“Japanese jazz now hip-hop in home/At Seventh and Jackson, the microphone’s open.” — Blue Scholars, Seattle hip-hop duo (from “Evening Chai”)
From Bruce Lee to Harold & Kumar , henna to hip-hop, bulgogi to ph ở , manga to The Matrix , Asians and Asian Americans have left an indelible imprint on U.S. popular culture. As eloquently noted by Mimi Thi Nguyen and Thuy Linh Nguyen Tu, “[f]ew of us are immune to popular culture’s intimate address or to its pleasures and affirmations, frustrations and denials” ( Alien Encounters: Popular Culture in Asian America ). It is, indeed, that lack of immunity and a restless hunger to understand those “pleasures, affirmations, frustrations, and denials” that will sustain us on our 10-week journey. We will begin the quarter with two fundamental questions—“What is an Asian American?” and “What is popular culture?"—that will lead us to (1) an exploration of the major historical, cultural, social, and political contours of the Asian American experience, and (2) an immersion in critical theoretical perspectives on culture in general, and popular culture in particular. We will devote the remainder of the quarter to an examination of the complex, and frequently vexed, ways in which Asians and Asian Americans have been represented in U.S. popular culture and, more importantly, how members of those communities have become active producers of popular culture. Our approach will be interdisciplinary, multilayered, and transgressive in its insistence on an intertextuality that moves beyond the commonly interrogated categories of race, gender, and class.

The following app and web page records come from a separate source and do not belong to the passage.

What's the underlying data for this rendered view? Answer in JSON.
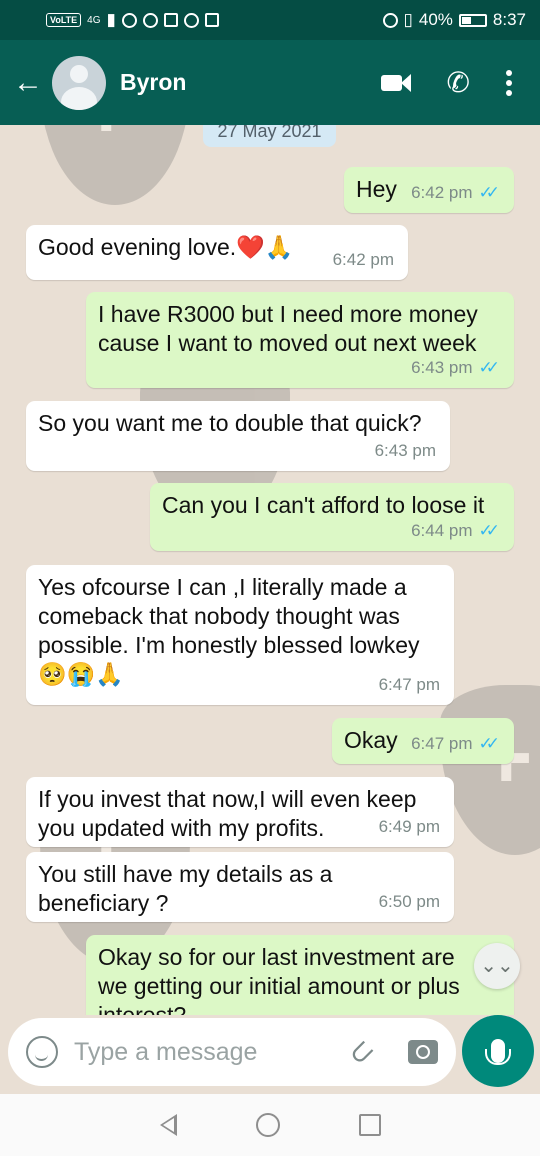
{
  "status_bar": {
    "volte": "VoLTE",
    "network": "4G",
    "battery_percent": "40%",
    "battery_level": 0.4,
    "time": "8:37"
  },
  "header": {
    "contact_name": "Byron",
    "icons": [
      "back-arrow-icon",
      "avatar",
      "video-call-icon",
      "phone-call-icon",
      "more-options-icon"
    ]
  },
  "chat": {
    "date_label": "27 May 2021",
    "messages": [
      {
        "direction": "out",
        "text": "Hey",
        "time": "6:42 pm",
        "status": "read"
      },
      {
        "direction": "in",
        "text": "Good evening love.❤️🙏",
        "time": "6:42 pm"
      },
      {
        "direction": "out",
        "text": "I have R3000 but I need more money cause I want to moved out next week",
        "time": "6:43 pm",
        "status": "read"
      },
      {
        "direction": "in",
        "text": "So you want me to double that quick?",
        "time": "6:43 pm"
      },
      {
        "direction": "out",
        "text": "Can you I can't afford to loose it",
        "time": "6:44 pm",
        "status": "read"
      },
      {
        "direction": "in",
        "text": "Yes ofcourse I can ,I literally made a comeback that nobody thought was possible.  I'm honestly blessed lowkey🥺😭🙏",
        "time": "6:47 pm"
      },
      {
        "direction": "out",
        "text": "Okay",
        "time": "6:47 pm",
        "status": "read"
      },
      {
        "direction": "in",
        "text": "If you invest that now,I will even keep you updated with my profits.",
        "time": "6:49 pm"
      },
      {
        "direction": "in",
        "text": "You still have my details as a beneficiary ?",
        "time": "6:50 pm"
      },
      {
        "direction": "out",
        "text": "Okay so for our last investment are we getting our initial amount or plus interest?",
        "time": "",
        "status": ""
      }
    ],
    "tick_glyph": "✓✓",
    "scroll_down_glyph": "⌄⌄"
  },
  "input_bar": {
    "placeholder": "Type a message"
  },
  "colors": {
    "header": "#075e54",
    "status_bar": "#054d44",
    "outgoing_bubble": "#dcf8c6",
    "incoming_bubble": "#ffffff",
    "read_ticks": "#34b7f1",
    "mic_button": "#00897b"
  }
}
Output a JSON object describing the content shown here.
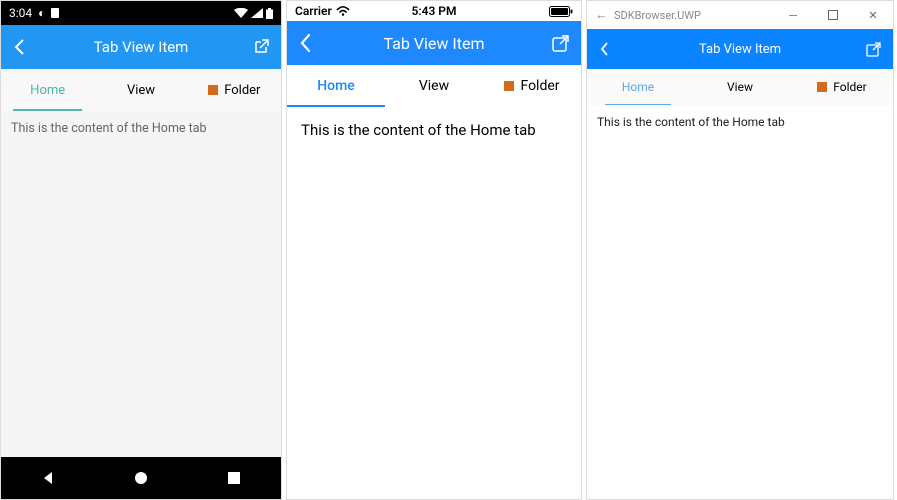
{
  "android": {
    "statusbar": {
      "time": "3:04"
    },
    "header": {
      "title": "Tab View Item"
    },
    "tabs": [
      {
        "label": "Home",
        "active": true
      },
      {
        "label": "View"
      },
      {
        "label": "Folder",
        "icon": true
      }
    ],
    "content": "This is the content of the Home tab"
  },
  "ios": {
    "statusbar": {
      "carrier": "Carrier",
      "time": "5:43 PM"
    },
    "header": {
      "title": "Tab View Item"
    },
    "tabs": [
      {
        "label": "Home",
        "active": true
      },
      {
        "label": "View"
      },
      {
        "label": "Folder",
        "icon": true
      }
    ],
    "content": "This is the content of the Home tab"
  },
  "uwp": {
    "titlebar": {
      "title": "SDKBrowser.UWP"
    },
    "header": {
      "title": "Tab View Item"
    },
    "tabs": [
      {
        "label": "Home",
        "active": true
      },
      {
        "label": "View"
      },
      {
        "label": "Folder",
        "icon": true
      }
    ],
    "content": "This is the content of the Home tab"
  }
}
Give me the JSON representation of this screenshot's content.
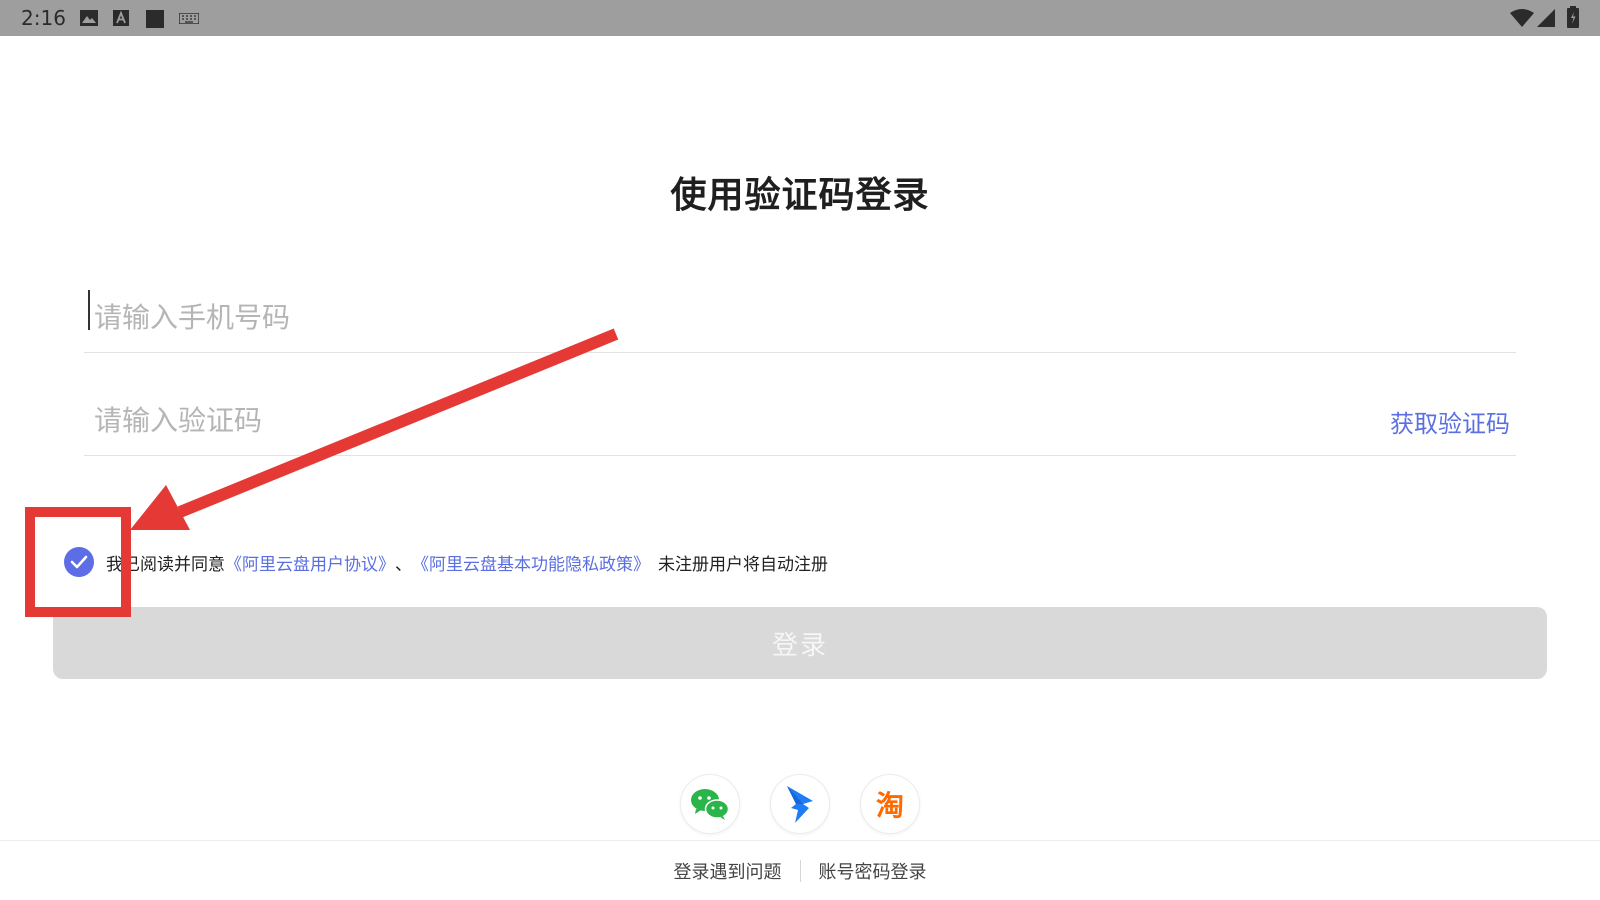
{
  "status_bar": {
    "time": "2:16",
    "left_icons": [
      "image-icon",
      "font-a-icon",
      "square-icon",
      "keyboard-icon"
    ],
    "right_icons": [
      "wifi-icon",
      "signal-icon",
      "battery-icon"
    ]
  },
  "login": {
    "title": "使用验证码登录",
    "phone_placeholder": "请输入手机号码",
    "code_placeholder": "请输入验证码",
    "get_code_label": "获取验证码",
    "agreement": {
      "checked": true,
      "prefix": "我已阅读并同意",
      "user_agreement": "《阿里云盘用户协议》",
      "separator": "、",
      "privacy_policy": "《阿里云盘基本功能隐私政策》",
      "suffix": "未注册用户将自动注册"
    },
    "login_button_label": "登录"
  },
  "social_login": {
    "items": [
      "wechat-icon",
      "dingtalk-icon",
      "taobao-icon"
    ],
    "taobao_char": "淘"
  },
  "footer": {
    "trouble_label": "登录遇到问题",
    "password_login_label": "账号密码登录"
  },
  "colors": {
    "accent": "#5b6fe0",
    "annotation_red": "#e53935",
    "disabled_button": "#d9d9d9"
  }
}
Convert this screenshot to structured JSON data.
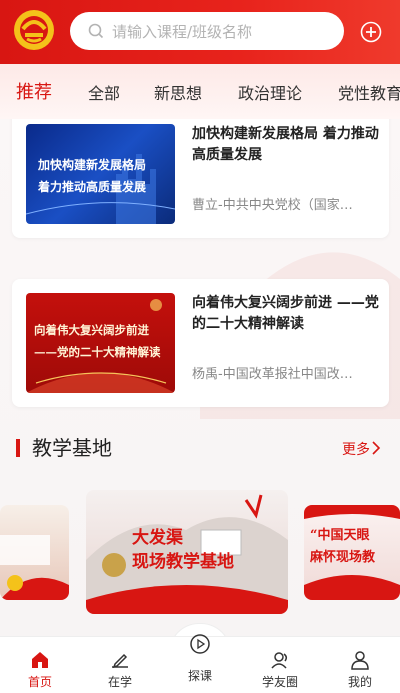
{
  "header": {
    "logo_icon": "party-emblem-icon",
    "search_placeholder": "请输入课程/班级名称",
    "add_icon": "plus-circle-icon",
    "accent": "#d81612"
  },
  "tabs": [
    {
      "label": "推荐",
      "active": true
    },
    {
      "label": "全部",
      "active": false
    },
    {
      "label": "新思想",
      "active": false
    },
    {
      "label": "政治理论",
      "active": false
    },
    {
      "label": "党性教育",
      "active": false
    }
  ],
  "courses": [
    {
      "title": "加快构建新发展格局 着力推动高质量发展",
      "source": "曹立-中共中央党校（国家…",
      "thumb_lines": [
        "加快构建新发展格局",
        "着力推动高质量发展"
      ]
    },
    {
      "title": "向着伟大复兴阔步前进 ——党的二十大精神解读",
      "source": "杨禹-中国改革报社中国改…",
      "thumb_lines": [
        "向着伟大复兴阔步前进",
        "——党的二十大精神解读"
      ]
    }
  ],
  "teaching_base": {
    "title": "教学基地",
    "more": "更多",
    "cards": [
      {
        "text": ""
      },
      {
        "text_line1": "大发渠",
        "text_line2": "现场教学基地"
      },
      {
        "text_line1": "“中国天眼",
        "text_line2": "麻怀现场教"
      }
    ]
  },
  "bottom_nav": [
    {
      "label": "首页",
      "icon": "home-icon",
      "active": true
    },
    {
      "label": "在学",
      "icon": "pen-book-icon",
      "active": false
    },
    {
      "label": "探课",
      "icon": "play-circle-icon",
      "active": false
    },
    {
      "label": "学友圈",
      "icon": "friends-icon",
      "active": false
    },
    {
      "label": "我的",
      "icon": "user-icon",
      "active": false
    }
  ]
}
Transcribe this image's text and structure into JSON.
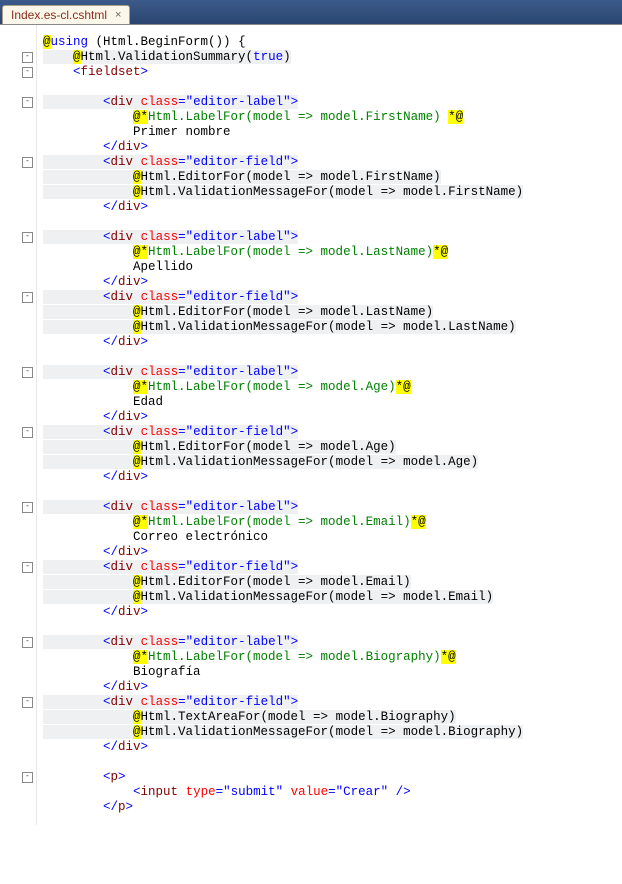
{
  "tab": {
    "filename": "Index.es-cl.cshtml"
  },
  "code": {
    "l1": "@using (Html.BeginForm()) {",
    "l2": "    @Html.ValidationSummary(true)",
    "l3": "    <fieldset>",
    "l4": "",
    "l5a": "        <div class=\"editor-label\">",
    "l6": "            @*Html.LabelFor(model => model.FirstName) *@",
    "l7": "            Primer nombre",
    "l8": "        </div>",
    "l9a": "        <div class=\"editor-field\">",
    "l10": "            @Html.EditorFor(model => model.FirstName)",
    "l11": "            @Html.ValidationMessageFor(model => model.FirstName)",
    "l12": "        </div>",
    "l13": "",
    "l14a": "        <div class=\"editor-label\">",
    "l15": "            @*Html.LabelFor(model => model.LastName)*@",
    "l16": "            Apellido",
    "l17": "        </div>",
    "l18a": "        <div class=\"editor-field\">",
    "l19": "            @Html.EditorFor(model => model.LastName)",
    "l20": "            @Html.ValidationMessageFor(model => model.LastName)",
    "l21": "        </div>",
    "l22": "",
    "l23a": "        <div class=\"editor-label\">",
    "l24": "            @*Html.LabelFor(model => model.Age)*@",
    "l25": "            Edad",
    "l26": "        </div>",
    "l27a": "        <div class=\"editor-field\">",
    "l28": "            @Html.EditorFor(model => model.Age)",
    "l29": "            @Html.ValidationMessageFor(model => model.Age)",
    "l30": "        </div>",
    "l31": "",
    "l32a": "        <div class=\"editor-label\">",
    "l33": "            @*Html.LabelFor(model => model.Email)*@",
    "l34": "            Correo electrónico",
    "l35": "        </div>",
    "l36a": "        <div class=\"editor-field\">",
    "l37": "            @Html.EditorFor(model => model.Email)",
    "l38": "            @Html.ValidationMessageFor(model => model.Email)",
    "l39": "        </div>",
    "l40": "",
    "l41a": "        <div class=\"editor-label\">",
    "l42": "            @*Html.LabelFor(model => model.Biography)*@",
    "l43": "            Biografía",
    "l44": "        </div>",
    "l45a": "        <div class=\"editor-field\">",
    "l46": "            @Html.TextAreaFor(model => model.Biography)",
    "l47": "            @Html.ValidationMessageFor(model => model.Biography)",
    "l48": "        </div>",
    "l49": "",
    "l50": "        <p>",
    "l51": "            <input type=\"submit\" value=\"Crear\" />",
    "l52": "        </p>"
  },
  "fold_symbol": "-"
}
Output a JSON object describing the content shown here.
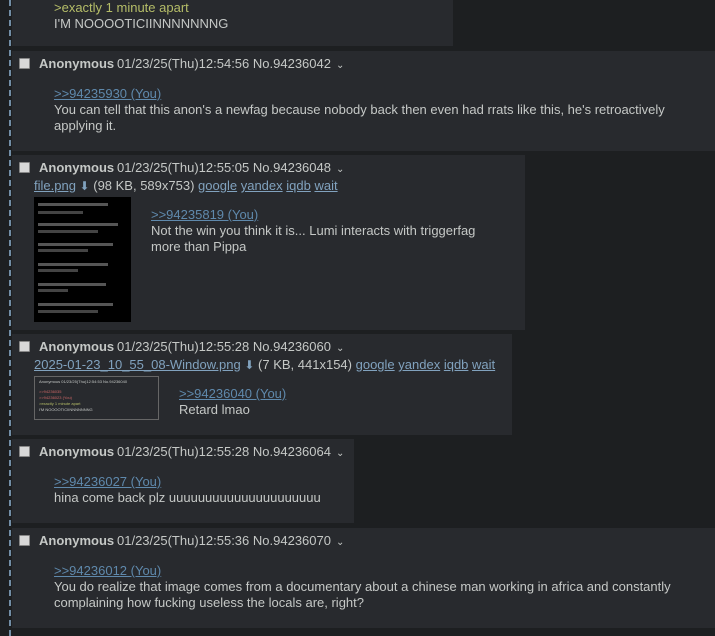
{
  "posts": [
    {
      "greentext": ">exactly 1 minute apart",
      "text": "I'M NOOOOTICIINNNNNNNG"
    },
    {
      "name": "Anonymous",
      "date": "01/23/25(Thu)12:54:56",
      "number": "No.94236042",
      "quote": ">>94235930 (You)",
      "text": "You can tell that this anon's a newfag because nobody back then even had rrats like this, he's retroactively applying it."
    },
    {
      "name": "Anonymous",
      "date": "01/23/25(Thu)12:55:05",
      "number": "No.94236048",
      "file_name": "file.png",
      "file_info": "(98 KB, 589x753)",
      "quote": ">>94235819 (You)",
      "text": "Not the win you think it is... Lumi interacts with triggerfag more than Pippa"
    },
    {
      "name": "Anonymous",
      "date": "01/23/25(Thu)12:55:28",
      "number": "No.94236060",
      "file_name": "2025-01-23_10_55_08-Window.png",
      "file_info": "(7 KB, 441x154)",
      "quote": ">>94236040 (You)",
      "text": "Retard lmao",
      "thumb_lines": [
        "Anonymous 01/23/25(Thu)12:54:53 No.94236040",
        ">>94236035",
        ">>94236023 (You)",
        ">exactly 1 minute apart",
        "I'M NOOOOTICIINNNNNNNG"
      ]
    },
    {
      "name": "Anonymous",
      "date": "01/23/25(Thu)12:55:28",
      "number": "No.94236064",
      "quote": ">>94236027 (You)",
      "text": "hina come back plz uuuuuuuuuuuuuuuuuuuuu"
    },
    {
      "name": "Anonymous",
      "date": "01/23/25(Thu)12:55:36",
      "number": "No.94236070",
      "quote": ">>94236012 (You)",
      "text": "You do realize that image comes from a documentary about a chinese man working in africa and constantly complaining how fucking useless the locals are, right?"
    }
  ],
  "search_links": [
    "google",
    "yandex",
    "iqdb",
    "wait"
  ],
  "icons": {
    "menu": "chevron-down-icon",
    "download": "download-icon",
    "select": "checkbox-icon"
  }
}
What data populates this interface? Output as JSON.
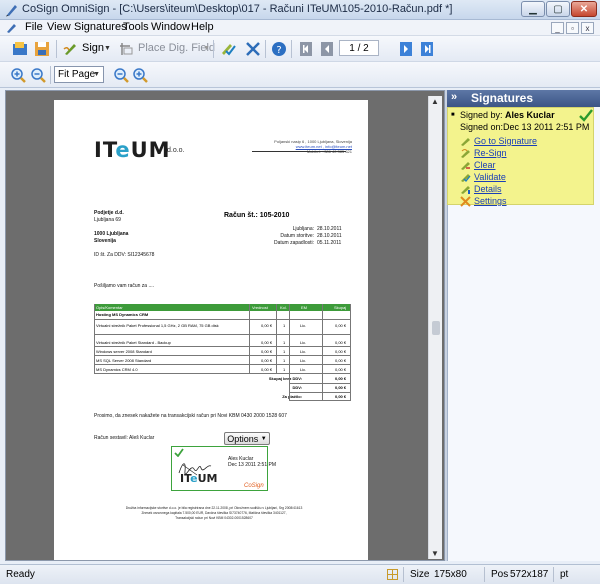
{
  "window": {
    "title": "CoSign OmniSign - [C:\\Users\\iteum\\Desktop\\017 - Računi ITeUM\\105-2010-Račun.pdf *]"
  },
  "menu": [
    "File",
    "View",
    "Signatures",
    "Tools",
    "Window",
    "Help"
  ],
  "toolbar": {
    "sign_label": "Sign",
    "place_field_label": "Place Dig. Field",
    "page_current": "1",
    "page_sep": "/",
    "page_total": "2",
    "zoom_mode": "Fit Page"
  },
  "document": {
    "logo_text_1": "IT",
    "logo_text_2": "e",
    "logo_text_3": "UM",
    "logo_suffix": "d.o.o.",
    "header_address_1": "Poljanski nasip 6 , 1000 Ljubljana, Slovenija",
    "header_address_2": "www.iteum.net , info@iteum.net",
    "header_address_3": "Mobitel: +386 40 385 621",
    "recipient": {
      "name": "Podjetje d.d.",
      "street": "Ljubljana 69",
      "city": "1000 Ljubljana",
      "country": "Slovenija",
      "vat": "ID št. Za DDV: SI12345678"
    },
    "invoice_title": "Račun št.: 105-2010",
    "place_label": "Ljubljana:",
    "place_value": "28.10.2011",
    "service_date_label": "Datum storitve:",
    "service_date_value": "28.10.2011",
    "due_date_label": "Datum zapadlosti:",
    "due_date_value": "05.11.2011",
    "intro": "Pošiljamo vam račun za ....",
    "table": {
      "headers": [
        "Opis/Komentar",
        "Vrednost",
        "Kol.",
        "EM",
        "Skupaj"
      ],
      "section": "Hosting MS Dynamics CRM",
      "rows": [
        {
          "desc": "Virtualni strežnik Paket Professional 1,5 GHz, 2 GB RAM, 75 GB disk",
          "value": "0,00 €",
          "qty": "1",
          "unit": "Lic.",
          "total": "0,00 €"
        },
        {
          "desc": "Virtualni strežnik Paket Standard - Backup",
          "value": "0,00 €",
          "qty": "1",
          "unit": "Lic.",
          "total": "0,00 €"
        },
        {
          "desc": "Windows server 2008 Standard",
          "value": "0,00 €",
          "qty": "1",
          "unit": "Lic.",
          "total": "0,00 €"
        },
        {
          "desc": "MS SQL Server 2008 Standard",
          "value": "0,00 €",
          "qty": "1",
          "unit": "Lic.",
          "total": "0,00 €"
        },
        {
          "desc": "MS Dynamics CRM 4.0",
          "value": "0,00 €",
          "qty": "1",
          "unit": "Lic.",
          "total": "0,00 €"
        }
      ],
      "sum_no_vat_label": "Skupaj brez DDV:",
      "sum_no_vat": "0,00 €",
      "vat_label": "DDV:",
      "vat": "0,00 €",
      "to_pay_label": "Za plačilo:",
      "to_pay": "0,00 €"
    },
    "payment_note": "Prosimo, da znesek nakažete na transakcijski račun pri Novi KBM 0430 2000 1528 607",
    "composed_by": "Račun sestavil:  Aleš Kuclar",
    "options_label": "Options",
    "sig_name": "Ales Kuclar",
    "sig_date": "Dec 13 2011 2:51 PM",
    "sig_logo_1": "IT",
    "sig_logo_2": "e",
    "sig_logo_3": "UM",
    "sig_cosign": "CoSign",
    "footer_1": "Družba informacijske storitve d.o.o. je bila registrirana dne 22.11.2008, pri Okrožnem sodišču v Ljubljani, Srg 2008/41613",
    "footer_2": "Znesek osnovnega kapitala 7.500,00 EUR, Davčna številka SI73740776, Matična številka 3401127,",
    "footer_3": "Transakcijski račun pri Novi KBM 04302-0001528607"
  },
  "signatures_panel": {
    "title": "Signatures",
    "signed_by_label": "Signed by:",
    "signed_by_name": "Ales Kuclar",
    "signed_on": "Signed on:Dec 13 2011 2:51 PM",
    "actions": [
      "Go to Signature",
      "Re-Sign",
      "Clear",
      "Validate",
      "Details",
      "Settings"
    ]
  },
  "status": {
    "ready": "Ready",
    "size_label": "Size",
    "size_value": "175x80",
    "pos_label": "Pos",
    "pos_value": "572x187",
    "unit": "pt"
  }
}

Students will read selected fiction, poetry, comics, graphic novels, scholarly articles, and other written texts. There will be weekly screenings and analysis of documentaries as well as fictional films, including martial arts and anime. We will also explore Asian American popular culture in music, photography, and other visual art; bodies (e.g., tattoos); and cuisine. Students will participate in weekly seminars and workshops, submit short weekly writing assignments, and produce a final project that will help them refine both their expository and creative nonfiction writing skills. Field trips may include visits to Pacific Northwest locations with Asian/Pacific Islander historical and cultural connections, and to off-campus film, music, and other venues.
Fields of Studyamerican studies cultural studies writing
American studies, Asian American studies, cultural studies, humanities, and education
Location and Schedule
Final Schedule and Room Assignment
First class meeting: Tuesday, September 26 at 10am (Sem II D2105)
Online LearningEnhanced Online Learning
$50 for museum entrance fees, concert admission, and/or movies